What you should do: Return a faithful copy of all the entries, omitting the images.

########################################

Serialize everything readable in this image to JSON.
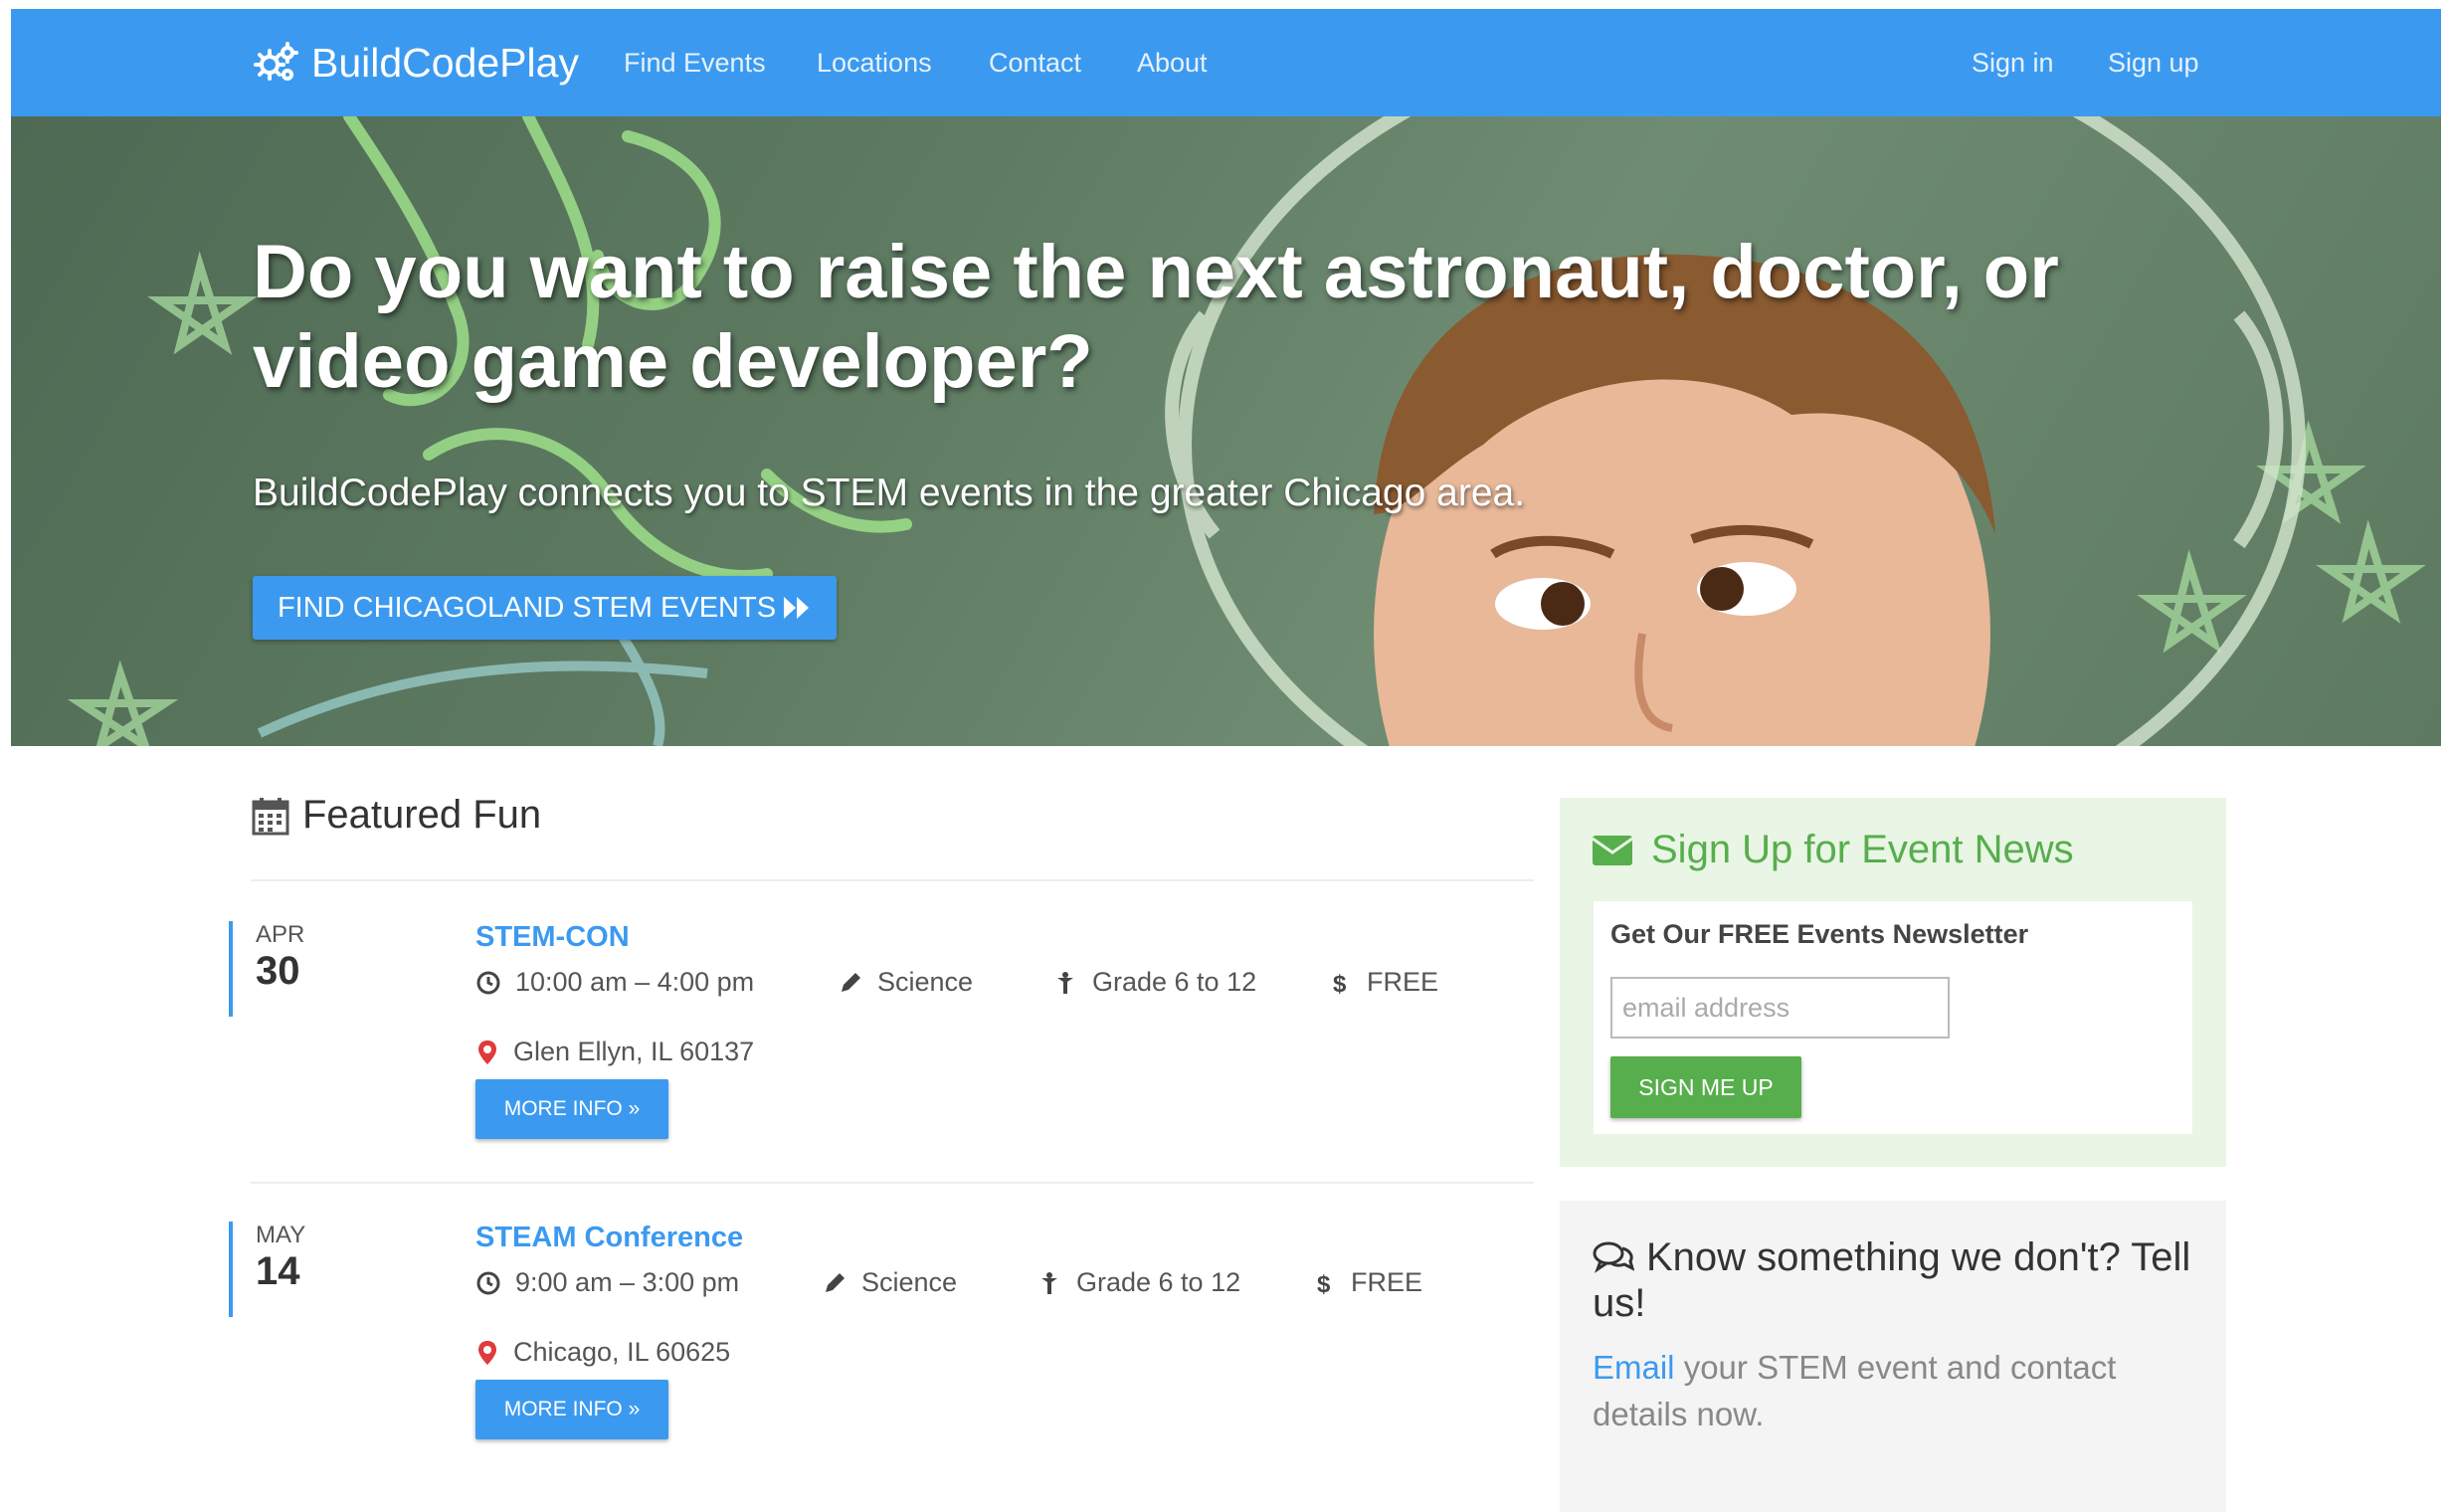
{
  "navbar": {
    "brand": "BuildCodePlay",
    "brand_icon": "gears-icon",
    "links": [
      {
        "label": "Find Events"
      },
      {
        "label": "Locations"
      },
      {
        "label": "Contact"
      },
      {
        "label": "About"
      }
    ],
    "auth": [
      {
        "label": "Sign in"
      },
      {
        "label": "Sign up"
      }
    ],
    "color": "#3b9af0"
  },
  "hero": {
    "title": "Do you want to raise the next astronaut, doctor, or video game developer?",
    "subtitle": "BuildCodePlay connects you to STEM events in the greater Chicago area.",
    "cta_label": "FIND CHICAGOLAND STEM EVENTS",
    "cta_icon": "fast-forward-icon"
  },
  "featured": {
    "heading": "Featured Fun",
    "heading_icon": "calendar-icon",
    "events": [
      {
        "month": "APR",
        "day": "30",
        "title": "STEM-CON",
        "time": "10:00 am – 4:00 pm",
        "subject": "Science",
        "grade": "Grade 6 to 12",
        "price": "FREE",
        "location": "Glen Ellyn,  IL  60137",
        "button": "MORE INFO »"
      },
      {
        "month": "MAY",
        "day": "14",
        "title": "STEAM Conference",
        "time": "9:00 am – 3:00 pm",
        "subject": "Science",
        "grade": "Grade 6 to 12",
        "price": "FREE",
        "location": "Chicago,  IL  60625",
        "button": "MORE INFO »"
      }
    ]
  },
  "newsletter": {
    "title": "Sign Up for Event News",
    "title_icon": "envelope-icon",
    "label": "Get Our FREE Events Newsletter",
    "email_placeholder": "email address",
    "email_value": "",
    "button": "SIGN ME UP",
    "accent": "#57ae4c"
  },
  "tellus": {
    "title": "Know something we don't? Tell us!",
    "title_icon": "comments-icon",
    "link": "Email",
    "text": " your STEM event and contact details now."
  }
}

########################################

Task result:
Serialize everything readable in this image to JSON.
{
  "navbar": {
    "brand": "BuildCodePlay",
    "brand_icon": "gears-icon",
    "links": [
      {
        "label": "Find Events"
      },
      {
        "label": "Locations"
      },
      {
        "label": "Contact"
      },
      {
        "label": "About"
      }
    ],
    "auth": [
      {
        "label": "Sign in"
      },
      {
        "label": "Sign up"
      }
    ],
    "color": "#3b9af0"
  },
  "hero": {
    "title": "Do you want to raise the next astronaut, doctor, or video game developer?",
    "subtitle": "BuildCodePlay connects you to STEM events in the greater Chicago area.",
    "cta_label": "FIND CHICAGOLAND STEM EVENTS",
    "cta_icon": "fast-forward-icon"
  },
  "featured": {
    "heading": "Featured Fun",
    "heading_icon": "calendar-icon",
    "events": [
      {
        "month": "APR",
        "day": "30",
        "title": "STEM-CON",
        "time": "10:00 am – 4:00 pm",
        "subject": "Science",
        "grade": "Grade 6 to 12",
        "price": "FREE",
        "location": "Glen Ellyn,  IL  60137",
        "button": "MORE INFO »"
      },
      {
        "month": "MAY",
        "day": "14",
        "title": "STEAM Conference",
        "time": "9:00 am – 3:00 pm",
        "subject": "Science",
        "grade": "Grade 6 to 12",
        "price": "FREE",
        "location": "Chicago,  IL  60625",
        "button": "MORE INFO »"
      }
    ]
  },
  "newsletter": {
    "title": "Sign Up for Event News",
    "title_icon": "envelope-icon",
    "label": "Get Our FREE Events Newsletter",
    "email_placeholder": "email address",
    "email_value": "",
    "button": "SIGN ME UP",
    "accent": "#57ae4c"
  },
  "tellus": {
    "title": "Know something we don't? Tell us!",
    "title_icon": "comments-icon",
    "link": "Email",
    "text": " your STEM event and contact details now."
  }
}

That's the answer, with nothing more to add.